> Exercise inputs
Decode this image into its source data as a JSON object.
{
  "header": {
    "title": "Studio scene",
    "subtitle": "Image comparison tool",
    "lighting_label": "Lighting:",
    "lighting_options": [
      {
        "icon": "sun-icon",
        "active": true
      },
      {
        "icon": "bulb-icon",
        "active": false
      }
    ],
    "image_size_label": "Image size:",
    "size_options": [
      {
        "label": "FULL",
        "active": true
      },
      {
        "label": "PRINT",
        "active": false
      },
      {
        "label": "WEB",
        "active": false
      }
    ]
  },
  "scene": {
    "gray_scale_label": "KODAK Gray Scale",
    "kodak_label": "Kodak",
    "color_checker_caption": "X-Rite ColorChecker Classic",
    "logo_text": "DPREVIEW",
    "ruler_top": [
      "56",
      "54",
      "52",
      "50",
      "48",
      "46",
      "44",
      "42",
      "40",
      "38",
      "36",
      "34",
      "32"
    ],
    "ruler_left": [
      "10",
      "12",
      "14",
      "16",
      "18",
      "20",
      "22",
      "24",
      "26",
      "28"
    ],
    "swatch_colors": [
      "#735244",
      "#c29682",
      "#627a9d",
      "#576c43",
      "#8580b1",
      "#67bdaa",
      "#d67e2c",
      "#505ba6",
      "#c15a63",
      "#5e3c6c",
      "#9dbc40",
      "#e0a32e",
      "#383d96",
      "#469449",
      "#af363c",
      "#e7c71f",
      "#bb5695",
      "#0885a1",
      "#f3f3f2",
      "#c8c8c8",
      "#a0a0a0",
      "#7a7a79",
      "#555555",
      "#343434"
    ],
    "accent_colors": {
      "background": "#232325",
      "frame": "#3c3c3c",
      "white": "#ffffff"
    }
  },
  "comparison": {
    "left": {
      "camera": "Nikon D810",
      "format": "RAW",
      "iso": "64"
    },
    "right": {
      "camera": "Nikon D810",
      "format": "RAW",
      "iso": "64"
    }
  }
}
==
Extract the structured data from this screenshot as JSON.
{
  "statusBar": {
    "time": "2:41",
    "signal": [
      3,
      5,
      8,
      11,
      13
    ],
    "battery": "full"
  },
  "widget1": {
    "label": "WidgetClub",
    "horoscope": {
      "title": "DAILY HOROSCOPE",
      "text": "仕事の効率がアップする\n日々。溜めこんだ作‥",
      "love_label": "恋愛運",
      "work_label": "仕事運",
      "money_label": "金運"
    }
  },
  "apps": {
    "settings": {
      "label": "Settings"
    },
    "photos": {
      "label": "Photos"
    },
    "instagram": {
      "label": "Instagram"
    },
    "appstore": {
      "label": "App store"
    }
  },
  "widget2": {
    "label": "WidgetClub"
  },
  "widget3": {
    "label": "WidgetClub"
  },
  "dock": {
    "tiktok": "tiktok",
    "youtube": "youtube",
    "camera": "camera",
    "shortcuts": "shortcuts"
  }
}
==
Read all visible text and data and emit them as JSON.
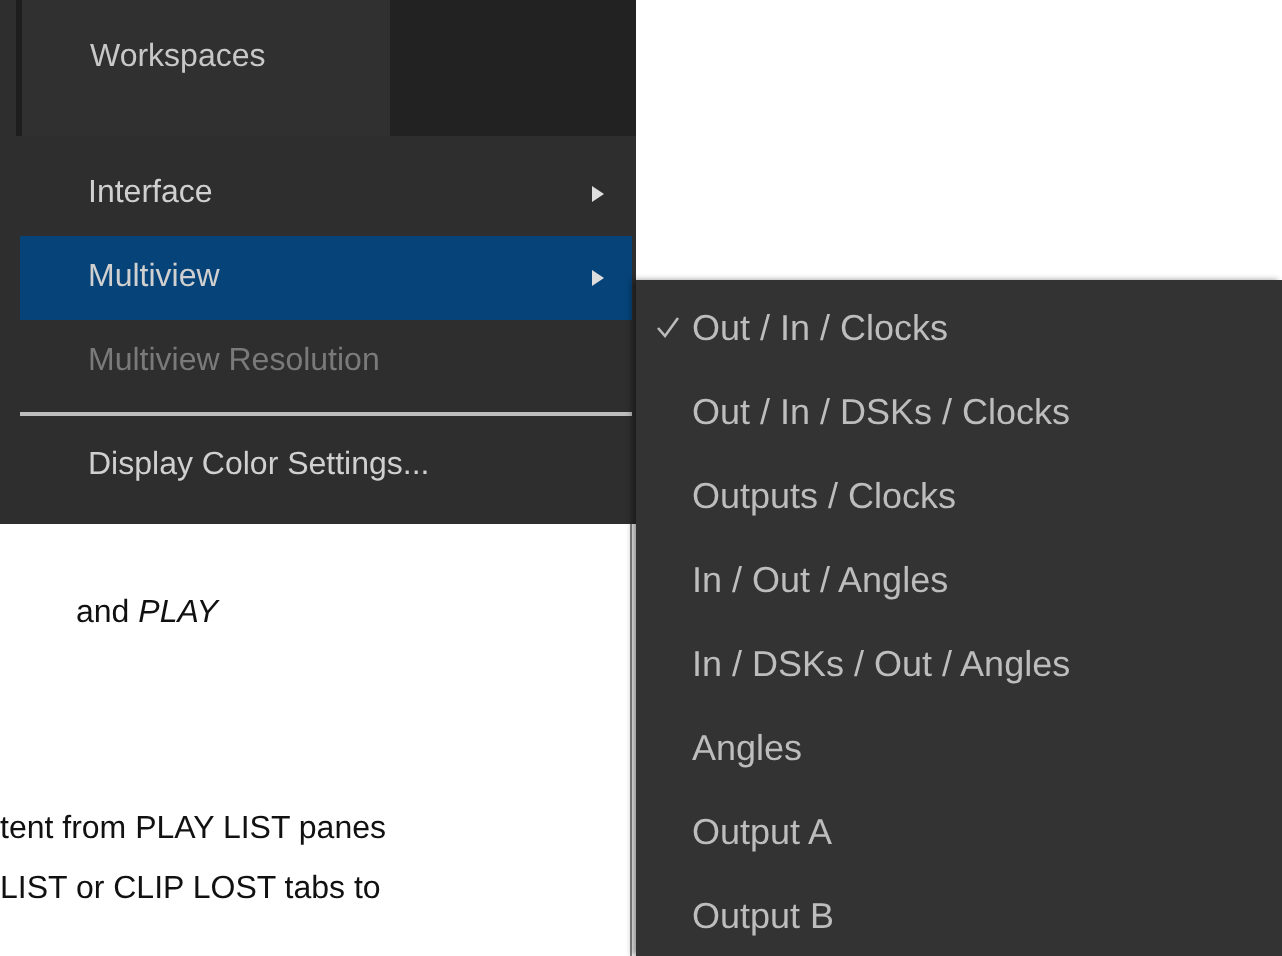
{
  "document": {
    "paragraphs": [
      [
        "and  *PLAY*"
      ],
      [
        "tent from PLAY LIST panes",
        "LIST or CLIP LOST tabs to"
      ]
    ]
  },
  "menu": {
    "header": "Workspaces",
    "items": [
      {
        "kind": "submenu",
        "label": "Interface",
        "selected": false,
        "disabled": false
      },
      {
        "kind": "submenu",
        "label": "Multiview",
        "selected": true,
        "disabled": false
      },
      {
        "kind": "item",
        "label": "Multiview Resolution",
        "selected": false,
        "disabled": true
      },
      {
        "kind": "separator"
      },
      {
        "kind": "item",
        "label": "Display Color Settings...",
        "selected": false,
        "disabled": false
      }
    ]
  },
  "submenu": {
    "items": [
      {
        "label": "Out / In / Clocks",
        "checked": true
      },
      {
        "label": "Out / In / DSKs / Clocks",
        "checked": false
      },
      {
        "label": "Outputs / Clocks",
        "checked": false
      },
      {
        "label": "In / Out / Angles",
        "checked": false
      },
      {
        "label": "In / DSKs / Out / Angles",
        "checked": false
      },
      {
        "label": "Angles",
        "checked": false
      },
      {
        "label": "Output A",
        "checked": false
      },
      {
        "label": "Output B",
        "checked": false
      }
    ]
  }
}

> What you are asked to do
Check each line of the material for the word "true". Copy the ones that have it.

> Task solution
        "active": true
        "active": true
        "selected": true,
        "disabled": true
        "checked": true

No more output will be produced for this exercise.